The biggest thing we’re working on right now is how to have a plot inside of it. I’m working with an idea where the guests start getting sick because of their nostalgia. In 1688, “nostalgia” was first coined as a term for a disease. This Swiss physicist started noticing that displaced soldiers and students were starting to get these symptoms of sickness, ranging from wanting to commit suicide to nausea. The only cure for it was sending them home. Basically, it was homesickness.
What do you see as the future of this piece?
In June, we are doing a reading at the New York Society Library because we got a grant from them. In July, we’re mounting a production of it at Jack in Brooklyn, and then we’re going to Barn Arts in the fall in October to continue developing it. I’d love for it to have a life beyond the showing.
How did you hear about The Habitat and the Directors Playground?
I heard about it through Caroline because she and I went to school together. I’m a big fan of her as a person and I really admire her taste. I heard about it last year and I wasn’t able to do it last year and then this year I was like “Oh I gotta jump on this.”
What have you gained and learned – personally, professionally, artistically – from this process?
I truly do not have enough good things to say about this program. As a director, you apply to things all the time. You put out feelers into the world and expect that maybe one out of a zillion will fall back into your lap. I feel like I didn’t really know what to expect but it’s just been this incredible system of support. The thing that’s amazing about The Directors Playground is that it actually executed all of the things that it said it would. I love the ability to like come in with work and have other people who are smart have smart and helpful things to say about your work.
Also, we had a couple workshops that were helpful reminders of tools to use. When you’re in school, you think about these things all the time. But then when you leave, sometimes you just need a refresher to be like “oh yeah!” It’s not like I don’t know it, it’s just that I haven’t been using it.
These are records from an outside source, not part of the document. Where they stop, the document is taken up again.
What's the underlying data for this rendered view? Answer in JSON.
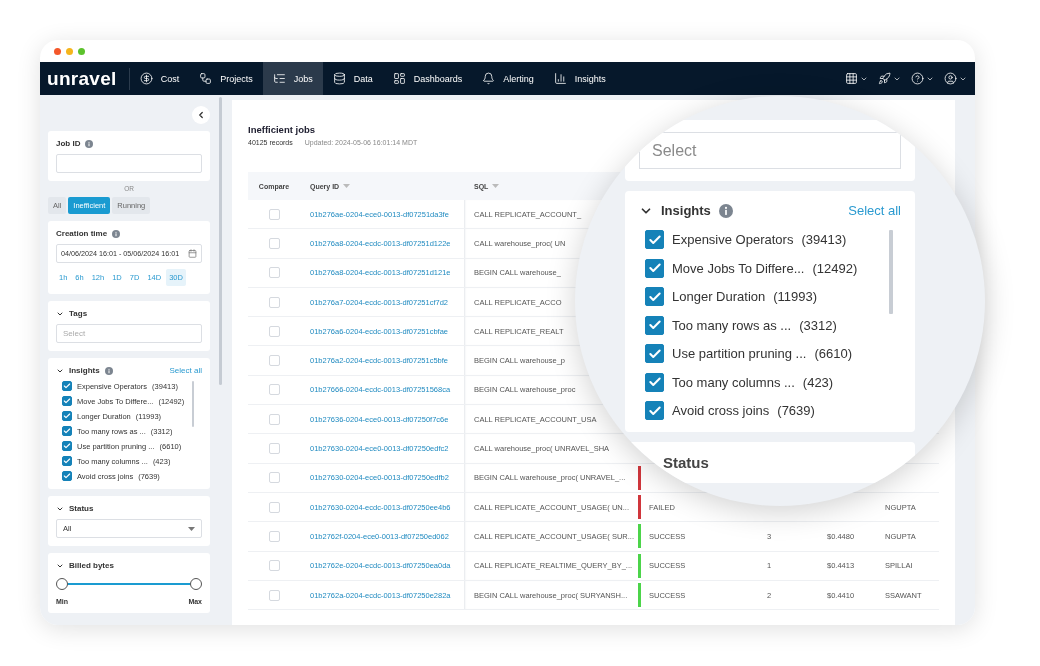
{
  "nav": {
    "logo": "unravel",
    "items": [
      {
        "label": "Cost",
        "kind": "cost",
        "selected": false
      },
      {
        "label": "Projects",
        "kind": "projects",
        "selected": false
      },
      {
        "label": "Jobs",
        "kind": "jobs",
        "selected": true
      },
      {
        "label": "Data",
        "kind": "data",
        "selected": false
      },
      {
        "label": "Dashboards",
        "kind": "dashboards",
        "selected": false
      },
      {
        "label": "Alerting",
        "kind": "alerting",
        "selected": false
      },
      {
        "label": "Insights",
        "kind": "insights",
        "selected": false
      }
    ]
  },
  "sidebar": {
    "job_id": {
      "label": "Job ID"
    },
    "or_label": "OR",
    "job_filters": [
      {
        "label": "All",
        "selected": false
      },
      {
        "label": "Inefficient",
        "selected": true
      },
      {
        "label": "Running",
        "selected": false
      }
    ],
    "creation_time": {
      "label": "Creation time",
      "value": "04/06/2024 16:01 - 05/06/2024 16:01",
      "presets": [
        {
          "label": "1h",
          "selected": false
        },
        {
          "label": "6h",
          "selected": false
        },
        {
          "label": "12h",
          "selected": false
        },
        {
          "label": "1D",
          "selected": false
        },
        {
          "label": "7D",
          "selected": false
        },
        {
          "label": "14D",
          "selected": false
        },
        {
          "label": "30D",
          "selected": true
        }
      ]
    },
    "tags": {
      "label": "Tags",
      "placeholder": "Select"
    },
    "insights": {
      "label": "Insights",
      "select_all": "Select all",
      "items": [
        {
          "label": "Expensive Operators",
          "count": "(39413)",
          "checked": true
        },
        {
          "label": "Move Jobs To Differe...",
          "count": "(12492)",
          "checked": true
        },
        {
          "label": "Longer Duration",
          "count": "(11993)",
          "checked": true
        },
        {
          "label": "Too many rows as ...",
          "count": "(3312)",
          "checked": true
        },
        {
          "label": "Use partition pruning ...",
          "count": "(6610)",
          "checked": true
        },
        {
          "label": "Too many columns ...",
          "count": "(423)",
          "checked": true
        },
        {
          "label": "Avoid cross joins",
          "count": "(7639)",
          "checked": true
        }
      ]
    },
    "status": {
      "label": "Status",
      "value": "All"
    },
    "billed_bytes": {
      "label": "Billed bytes",
      "level": 1,
      "min_label": "Min",
      "max_label": "Max"
    }
  },
  "main": {
    "title": "Inefficient jobs",
    "records": "40125 records",
    "updated": "Updated: 2024-05-06 16:01:14 MDT",
    "columns": [
      "Compare",
      "Query ID",
      "SQL"
    ],
    "rows": [
      {
        "checked": false,
        "query_id": "01b276ae-0204-ece0-0013-df07251da3fe",
        "sql": "CALL REPLICATE_ACCOUNT_"
      },
      {
        "checked": false,
        "query_id": "01b276a8-0204-ecdc-0013-df07251d122e",
        "sql": "CALL warehouse_proc( UN"
      },
      {
        "checked": false,
        "query_id": "01b276a8-0204-ecdc-0013-df07251d121e",
        "sql": "BEGIN CALL warehouse_"
      },
      {
        "checked": false,
        "query_id": "01b276a7-0204-ecdc-0013-df07251cf7d2",
        "sql": "CALL REPLICATE_ACCO"
      },
      {
        "checked": false,
        "query_id": "01b276a6-0204-ecdc-0013-df07251cbfae",
        "sql": "CALL REPLICATE_REALT"
      },
      {
        "checked": false,
        "query_id": "01b276a2-0204-ecdc-0013-df07251c5bfe",
        "sql": "BEGIN CALL warehouse_p"
      },
      {
        "checked": false,
        "query_id": "01b27666-0204-ecdc-0013-df07251568ca",
        "sql": "BEGIN CALL warehouse_proc"
      },
      {
        "checked": false,
        "query_id": "01b27636-0204-ece0-0013-df07250f7c6e",
        "sql": "CALL REPLICATE_ACCOUNT_USA"
      },
      {
        "checked": false,
        "query_id": "01b27630-0204-ece0-0013-df07250edfc2",
        "sql": "CALL warehouse_proc( UNRAVEL_SHA"
      },
      {
        "checked": false,
        "query_id": "01b27630-0204-ece0-0013-df07250edfb2",
        "sql": "BEGIN CALL warehouse_proc( UNRAVEL_...",
        "color": "#d0363c"
      },
      {
        "checked": false,
        "query_id": "01b27630-0204-ecdc-0013-df07250ee4b6",
        "sql": "CALL REPLICATE_ACCOUNT_USAGE( UN...",
        "color": "#d0363c",
        "status": "FAILED",
        "user": "NGUPTA"
      },
      {
        "checked": false,
        "query_id": "01b2762f-0204-ece0-0013-df07250ed062",
        "sql": "CALL REPLICATE_ACCOUNT_USAGE( SUR...",
        "color": "#4cd44a",
        "status": "SUCCESS",
        "runs": "3",
        "cost": "$0.4480",
        "user": "NGUPTA"
      },
      {
        "checked": false,
        "query_id": "01b2762e-0204-ecdc-0013-df07250ea0da",
        "sql": "CALL REPLICATE_REALTIME_QUERY_BY_...",
        "color": "#4cd44a",
        "status": "SUCCESS",
        "runs": "1",
        "cost": "$0.4413",
        "user": "SPILLAI"
      },
      {
        "checked": false,
        "query_id": "01b2762a-0204-ecdc-0013-df07250e282a",
        "sql": "BEGIN CALL warehouse_proc( SURYANSH...",
        "color": "#4cd44a",
        "status": "SUCCESS",
        "runs": "2",
        "cost": "$0.4410",
        "user": "SSAWANT"
      }
    ]
  },
  "magnifier": {
    "tags_placeholder": "Select",
    "insights": {
      "label": "Insights",
      "select_all": "Select all",
      "items": [
        {
          "label": "Expensive Operators",
          "count": "(39413)",
          "checked": true
        },
        {
          "label": "Move Jobs To Differe...",
          "count": "(12492)",
          "checked": true
        },
        {
          "label": "Longer Duration",
          "count": "(11993)",
          "checked": true
        },
        {
          "label": "Too many rows as ...",
          "count": "(3312)",
          "checked": true
        },
        {
          "label": "Use partition pruning ...",
          "count": "(6610)",
          "checked": true
        },
        {
          "label": "Too many columns ...",
          "count": "(423)",
          "checked": true
        },
        {
          "label": "Avoid cross joins",
          "count": "(7639)",
          "checked": true
        }
      ]
    },
    "status_label": "Status"
  }
}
And then also just the community. I think Caroline and Katie picked so well. I love everybody in the group and it’s felt awesome to be like “Fuck, how do you fundraise?” or “Fuck, what do you do when you’re negotiating this contract between assistant and associate?” Just the technical things like that where it was amazing to be able to speak openly with other people in a non- competitive way, just with generosity, support and interesting, interested people.
I would say the biggest thing was just feeling like you have something that is acting as a through line for you throughout the year. That is something that I’m amazed at how much I felt that the whole time. When you work freelance, it’s so easy to feel like you don’t have your feet on the ground, that you’re sort of aimless. This really did provide this structure to my year. I was like “Well no I’m always working on this, I always have the Habitat.” It provided consistency. And the fucking rehearsal space. Oh my god. I’m sitting here being like “holy shit what am I gonna do next year? I have to pay for rehearsal space.” Like what a dream that is.